“To the lawmakers responsible for California Assembly Bill 1404,
the Good Neighbor Fence Act of 2013

[ An HTML transcript of e-mail sent on 31 July 2016 follows, with recipients’ contact data removed to discourage spam. ]

Subject:  Re: AB 1404, Chap. 86, Stats. 2013
From:  Deborah Taylor-Pearce <>
Date:  7/31/2016 2:49 PM
To:  Gershenzon, Leora <...>
CC:  Neves, Gina <...>, Smith-Davis, Alexandria <...>

On 7/19/2016 6:20 PM, Gershenzon, Leora wrote:
> The best way to challenge a court decision
> with which you disagree is by appealing
> the decision, although in small claims
> court, the plaintiff (who has chosen the
> small claims forum) generally has no right
> to appeal.

I fully intended to appeal what I take to be a precedent-setting decision (on grounds that “a legal mistake” was made):

“... since 1993, California law has been changed to allow courts to correct clerical errors in a judgment and to cancel, or vacate, a judgment on the grounds of an incorrect or erroneous legal basis for the decision. (Civ. Proc. Code § 116.725.) Or put another way, plaintiffs now have at least a limited right of appeal if a decision was just plain legally wrong.”

(18th edn. of NOLO’s Everybody’s Guide to Small Claims Court in California, 2010, p. 390)

But there’s a 30-day deadline for this, and California lawmakers did not respond to my Open Letter of 7/30/2015


— seeking clarification of Cal. Civ. Code § 841(a) and Cal. Civ. Code § 841(2) — in time.

I am well aware that I interpret the revised 1872 statute as a historian, and as a property owner — not a lawyer — so before I filed an appeal, I wanted to know if it was my application of the law — and not the judge’s — that was in error. This is why I contacted California lawmakers the end of July 2015.

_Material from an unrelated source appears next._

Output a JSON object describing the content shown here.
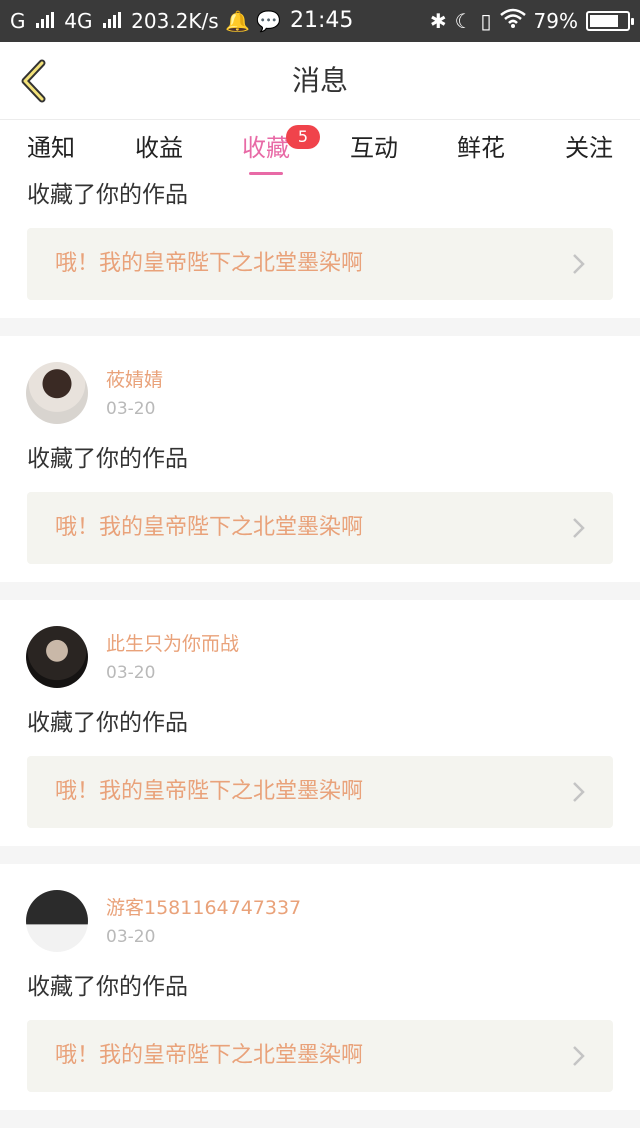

Now, here we are, a year later, and I have yet to receive a proper answer to my question No. 3, which I first posed to Brian Maienschein’s office on 26 February 2016:

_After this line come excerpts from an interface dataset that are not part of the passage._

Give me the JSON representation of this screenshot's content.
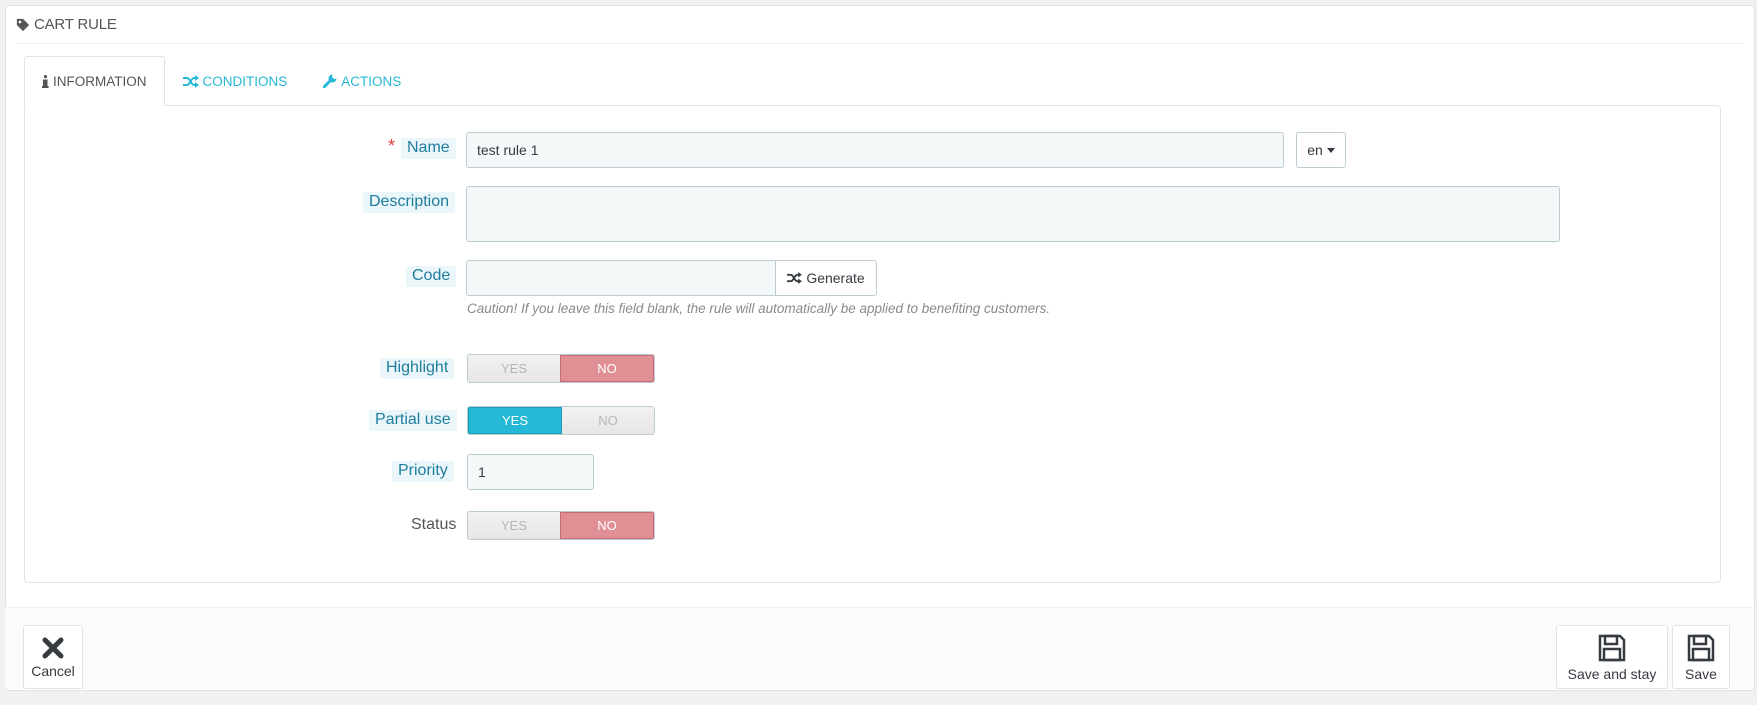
{
  "header": {
    "title": "CART RULE",
    "icon": "tag-icon"
  },
  "tabs": [
    {
      "label": "INFORMATION",
      "icon": "info-icon",
      "active": true
    },
    {
      "label": "CONDITIONS",
      "icon": "shuffle-icon",
      "active": false
    },
    {
      "label": "ACTIONS",
      "icon": "wrench-icon",
      "active": false
    }
  ],
  "form": {
    "name": {
      "label": "Name",
      "required_mark": "*",
      "value": "test rule 1",
      "lang": "en"
    },
    "description": {
      "label": "Description",
      "value": ""
    },
    "code": {
      "label": "Code",
      "value": "",
      "generate_label": "Generate",
      "help": "Caution! If you leave this field blank, the rule will automatically be applied to benefiting customers."
    },
    "highlight": {
      "label": "Highlight",
      "yes": "YES",
      "no": "NO",
      "selected": "NO"
    },
    "partial_use": {
      "label": "Partial use",
      "yes": "YES",
      "no": "NO",
      "selected": "YES"
    },
    "priority": {
      "label": "Priority",
      "value": "1"
    },
    "status": {
      "label": "Status",
      "yes": "YES",
      "no": "NO",
      "selected": "NO"
    }
  },
  "footer": {
    "cancel_label": "Cancel",
    "save_stay_label": "Save and stay",
    "save_label": "Save"
  },
  "colors": {
    "accent": "#25b9d7",
    "no_active": "#e08f95",
    "required": "#e13a3a"
  }
}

3. Why are issues relating to enclosure, and unlawful enclosure, not addressed by AB-1404?

Before I can proceed any further in trying to protect myself and my property from predatory neighbors I need to know why California lawmakers chose to drop, rather than update, the language on enclosure as originally enacted in 1872 (Cal. Civ. Code § 841(2)).

I am very interested in the legal/political reasoning that led to this decision.

So can someone please answer my question?

Deborah Taylor-Pearce


1. Related Web page with 2 Open Letters for California lawmakers (and copies of all follow-up communications) was moved on 7/30/2016 to:

2. My Memorandum to Small Claims Judge was also moved on 7/30/2016 (from the URL given in my e-mail to you of 7/20/2016) to: